Month: March 2022
Today, in its second scheduled policy decision of 2022, the Bank of Canada made good on its pledge to increase interest rates in the face of higher inflation.
For the first time since the pandemic began to hurt the economy in March 2020, the Bank raised its overnight benchmark rate to 0.50% from 0.25%. As a result, the Bank Rate increases to 0.75% from 0.5% and the knock-on effect is that borrowing costs for Canadians will rise modestly although by historical norms, remain low.
The BoC also announced it is continuing its reinvestment phase, keeping its overall holdings of Government of Canada bonds on its balance sheet “roughly constant” until such time as it becomes “appropriate” to allow the size of its balance sheet to decline.
In its updated comments on the state of the economy, the Bank and singled out the unprovoked invasion of Ukraine by Russia as a “major new source of uncertainty” that will add to inflation “around the world,” and have negative impacts on confidence that could weigh on global growth.
These are the other highlights.
Canadian economy and the housing market
- Economic growth in Canada was very strong in the fourth quarter of 2021 at 6.7%, which is stronger than the Bank’s previous projection and confirms its view that economic slack has been absorbed
- Both exports and imports have picked up, consistent with solid global demand
- In January 2022, the recovery in Canada’s labour market suffered a setback due to the Omicron variant, with temporary layoffs in service sectors and elevated employee absenteeism, however, the rebound from Omicron now appears to be “well in train”
- Household spending is proving resilient and should strengthen further with the lifting of public health restrictions
- Housing market activity is “more elevated,” adding further pressure to house prices
- First-quarter 2022 growth is “now looking more solid” than previously projected
Canadian inflation and the impact of the invasion of Ukraine
- CPI inflation is currently at 5.1%, as the BoC expected in January, and remains well above the Bank’s target range
- Price increases have become “more pervasive,” and measures of core inflation have all risen
- Poor harvests and higher transportation costs have pushed up food prices
- The invasion of Ukraine is putting further upward pressure on prices for both energy and food-related commodities
- Inflation is now expected to be higher in the near term than projected in January
- Persistently elevated inflation is increasing the risk that longer-run inflation expectations could drift upwards
- The Bank will use its monetary policy tools to return inflation to the 2% target and “keep inflation expectations well-anchored”
- Global economic data has come in broadly in line with projections in the Bank’s January Monetary Policy Report
- Economies are emerging from the impact of the Omicron variant of COVID-19 more quickly than expected, although the virus continues to circulate and the possibility of new variants remains a concern
- Demand is robust, particularly in the United States
- Global supply bottlenecks remain challenging, “although there are indications that some constraints have eased”
As the economy continues to expand and inflation pressures remain elevated, the Bank’s Governing Council made a clear point of telling Canadians to expect interest rates to rise further.
The Governing Council also announced it will consider when to end its “reinvestment phase and allow its holdings of Government of Canada bonds to begin to shrink.”
The resulting quantitative tightening (which central bankers framed as “QT” rather than the previous term “QE” for quantitative easing) would complement increases in the Bank’s policy-setting interest rate.

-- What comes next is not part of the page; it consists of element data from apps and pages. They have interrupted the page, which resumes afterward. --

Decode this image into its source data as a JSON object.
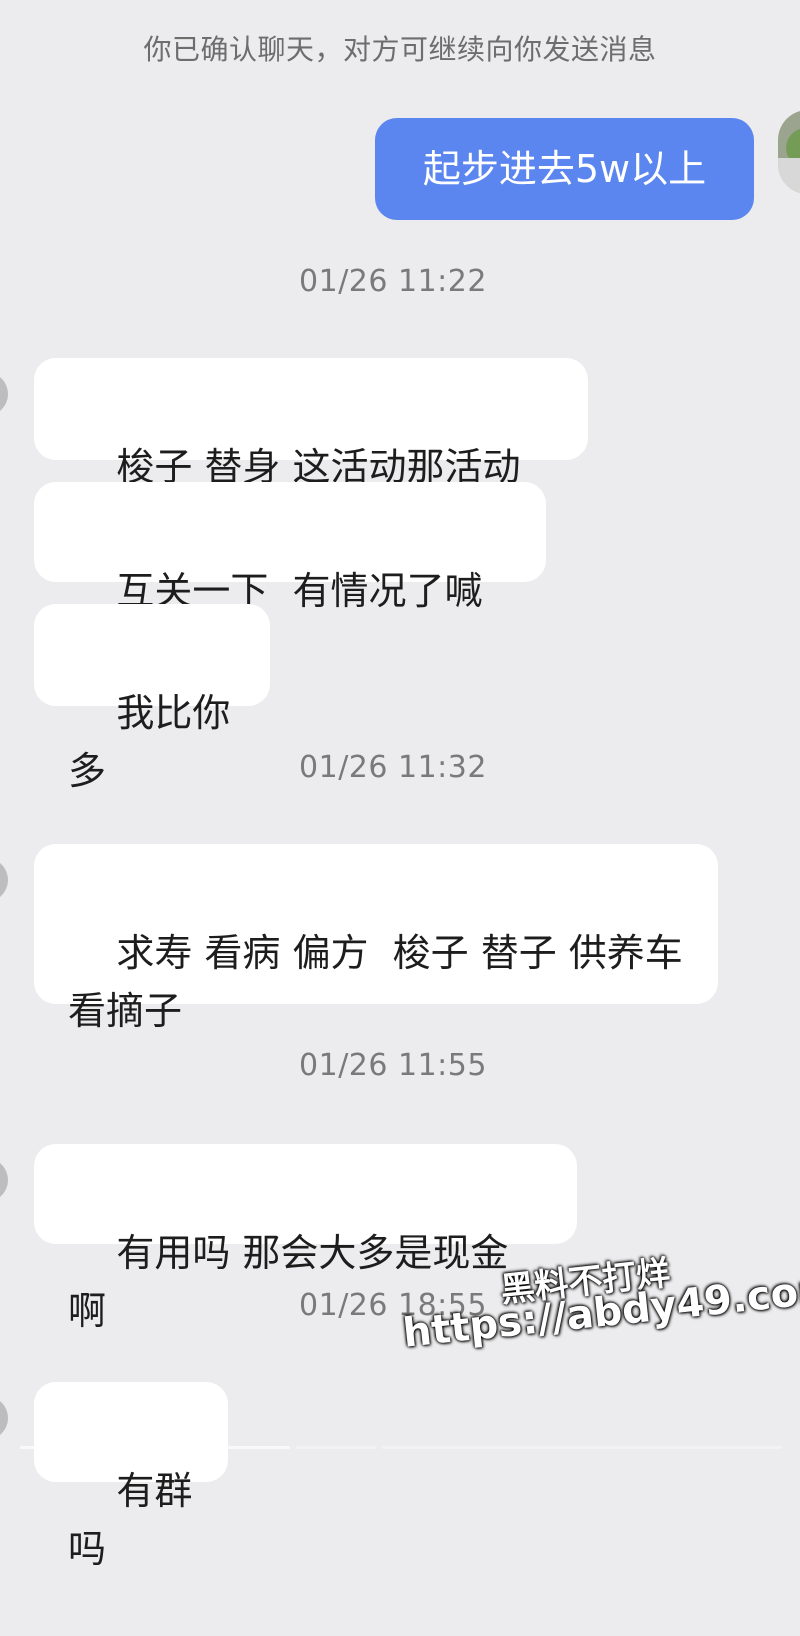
{
  "system_note": "你已确认聊天，对方可继续向你发送消息",
  "outgoing": [
    {
      "text": "起步进去5w以上"
    }
  ],
  "timestamps": [
    "01/26 11:22",
    "01/26 11:32",
    "01/26 11:55",
    "01/26 18:55"
  ],
  "incoming": [
    {
      "text": "梭子 替身 这活动那活动的"
    },
    {
      "text": "互关一下  有情况了喊我"
    },
    {
      "text": "我比你多"
    },
    {
      "text": "求寿 看病 偏方  梭子 替子 供养车\n看摘子"
    },
    {
      "text": "有用吗 那会大多是现金啊"
    },
    {
      "text": "有群吗"
    }
  ],
  "watermark": {
    "line1": "黑料不打烊",
    "line2": "https://abdy49.com"
  },
  "colors": {
    "background": "#ececee",
    "outgoing_bubble": "#5b85ef",
    "incoming_bubble": "#ffffff"
  }
}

The timing and pace of further increases in the policy rate, and the start of QT, will be guided by the Bank’s ongoing assessment of the economy and its commitment to achieving a 2% inflation target.
BoC’s next scheduled policy announcement is April 13, 2022. We will update you following that announcement